The Environment Committee of the European Parliament voted through a proposal to suspend the EU's CO2 Emissions Trading Scheme (ETS) for intercontinental flights, as announced for a year in November by the European Commission.
MEPs stressed that their support was conditional on progress at the International Civil Aviation Organisation (ICAO) to agree worldwide measures to tackle the carbon dioxide emissions many blame for global warming.
"Today's vote is a clear signal that the European Union wants an international solution," said MEP Peter Liese, who oversees the issue in parliament.
EU Climate Commissioner Connie Hedegaard suspended the carbon tax plan last year for flights to and from non-European nations after Washington and Beijing led a chorus of opposition.The EU unilaterally introduced the carbon tax scheme on January 1, 2012 but 26 of the ICAO's 36 members opposed the move, saying the levy violated international law.
Under the ETS, airlines operating within the EU have to buy pollution credits to cover some 15 percent of their carbon dioxide missions.
Liese said there was now "no more excuses for third countries not to engage in the issue.
"Third countries have given the impression that it is the European Union that stands in the way but we shall see if they have enough commitment," he added.
The ICAO is due to take up the issue again at its next general assembly in September 2013.

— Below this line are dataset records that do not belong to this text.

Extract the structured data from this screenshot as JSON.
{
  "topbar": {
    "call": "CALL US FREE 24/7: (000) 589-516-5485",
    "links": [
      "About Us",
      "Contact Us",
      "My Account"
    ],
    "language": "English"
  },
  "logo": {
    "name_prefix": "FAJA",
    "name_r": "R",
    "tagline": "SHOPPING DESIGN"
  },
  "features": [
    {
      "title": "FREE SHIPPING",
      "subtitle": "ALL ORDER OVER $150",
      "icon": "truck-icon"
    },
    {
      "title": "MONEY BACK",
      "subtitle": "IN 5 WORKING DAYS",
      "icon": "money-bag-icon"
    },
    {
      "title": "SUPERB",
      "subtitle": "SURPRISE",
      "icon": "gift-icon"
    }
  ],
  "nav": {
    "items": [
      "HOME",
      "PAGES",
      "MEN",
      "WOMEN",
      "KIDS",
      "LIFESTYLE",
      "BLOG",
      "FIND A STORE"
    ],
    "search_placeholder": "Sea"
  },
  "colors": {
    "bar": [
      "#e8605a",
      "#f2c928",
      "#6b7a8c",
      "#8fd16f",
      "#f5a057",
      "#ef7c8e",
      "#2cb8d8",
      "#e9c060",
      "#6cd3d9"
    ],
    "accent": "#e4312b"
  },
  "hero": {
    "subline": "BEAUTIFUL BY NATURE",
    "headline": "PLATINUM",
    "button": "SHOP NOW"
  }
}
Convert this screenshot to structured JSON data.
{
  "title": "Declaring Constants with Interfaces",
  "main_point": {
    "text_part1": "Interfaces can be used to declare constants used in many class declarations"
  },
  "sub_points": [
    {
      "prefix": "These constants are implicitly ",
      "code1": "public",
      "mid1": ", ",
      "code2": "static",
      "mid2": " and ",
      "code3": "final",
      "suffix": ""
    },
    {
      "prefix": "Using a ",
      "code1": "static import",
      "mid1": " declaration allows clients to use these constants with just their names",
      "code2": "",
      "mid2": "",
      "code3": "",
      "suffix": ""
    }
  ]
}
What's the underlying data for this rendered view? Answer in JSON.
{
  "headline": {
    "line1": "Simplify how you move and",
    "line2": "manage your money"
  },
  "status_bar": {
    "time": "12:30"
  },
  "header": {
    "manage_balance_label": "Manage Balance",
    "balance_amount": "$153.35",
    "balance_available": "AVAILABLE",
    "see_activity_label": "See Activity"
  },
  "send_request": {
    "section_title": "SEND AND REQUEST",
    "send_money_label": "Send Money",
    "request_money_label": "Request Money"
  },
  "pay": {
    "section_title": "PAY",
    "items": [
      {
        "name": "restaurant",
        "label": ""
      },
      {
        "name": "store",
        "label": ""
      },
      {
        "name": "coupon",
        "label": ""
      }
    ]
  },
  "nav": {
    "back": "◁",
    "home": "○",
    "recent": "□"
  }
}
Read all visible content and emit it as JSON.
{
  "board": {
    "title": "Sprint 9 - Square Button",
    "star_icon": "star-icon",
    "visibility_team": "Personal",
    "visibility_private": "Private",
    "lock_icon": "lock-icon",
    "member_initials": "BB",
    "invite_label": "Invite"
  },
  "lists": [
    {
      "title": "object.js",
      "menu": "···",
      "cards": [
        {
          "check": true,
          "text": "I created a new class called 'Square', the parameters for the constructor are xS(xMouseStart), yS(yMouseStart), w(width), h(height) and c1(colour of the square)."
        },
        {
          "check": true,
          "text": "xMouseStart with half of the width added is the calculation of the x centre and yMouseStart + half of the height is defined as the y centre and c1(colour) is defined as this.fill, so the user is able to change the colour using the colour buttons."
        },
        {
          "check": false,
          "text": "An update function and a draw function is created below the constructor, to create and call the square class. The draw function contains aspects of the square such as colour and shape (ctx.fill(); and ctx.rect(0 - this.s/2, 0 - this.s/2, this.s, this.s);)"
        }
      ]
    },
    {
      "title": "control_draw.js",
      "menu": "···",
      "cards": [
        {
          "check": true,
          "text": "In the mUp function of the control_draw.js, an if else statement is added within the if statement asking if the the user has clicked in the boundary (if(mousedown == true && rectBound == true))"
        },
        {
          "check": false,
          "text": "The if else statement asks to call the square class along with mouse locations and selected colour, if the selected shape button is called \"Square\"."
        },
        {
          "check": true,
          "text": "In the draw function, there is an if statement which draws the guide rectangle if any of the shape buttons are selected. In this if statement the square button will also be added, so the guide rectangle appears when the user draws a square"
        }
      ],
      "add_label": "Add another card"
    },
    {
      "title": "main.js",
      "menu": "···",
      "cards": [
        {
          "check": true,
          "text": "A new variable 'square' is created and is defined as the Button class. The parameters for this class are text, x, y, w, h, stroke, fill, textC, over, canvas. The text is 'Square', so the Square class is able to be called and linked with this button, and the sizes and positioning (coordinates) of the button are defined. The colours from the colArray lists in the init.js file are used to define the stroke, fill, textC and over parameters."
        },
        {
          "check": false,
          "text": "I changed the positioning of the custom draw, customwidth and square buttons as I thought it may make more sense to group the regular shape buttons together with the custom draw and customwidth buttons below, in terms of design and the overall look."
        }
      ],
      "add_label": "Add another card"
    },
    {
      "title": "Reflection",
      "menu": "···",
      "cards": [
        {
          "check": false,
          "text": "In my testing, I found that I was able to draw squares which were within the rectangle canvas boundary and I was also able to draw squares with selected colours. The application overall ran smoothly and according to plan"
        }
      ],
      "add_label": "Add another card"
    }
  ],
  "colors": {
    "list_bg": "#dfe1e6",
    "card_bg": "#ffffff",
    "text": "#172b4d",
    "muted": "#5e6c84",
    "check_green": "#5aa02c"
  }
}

The committee recommendation now goes to a full parliament vote in April.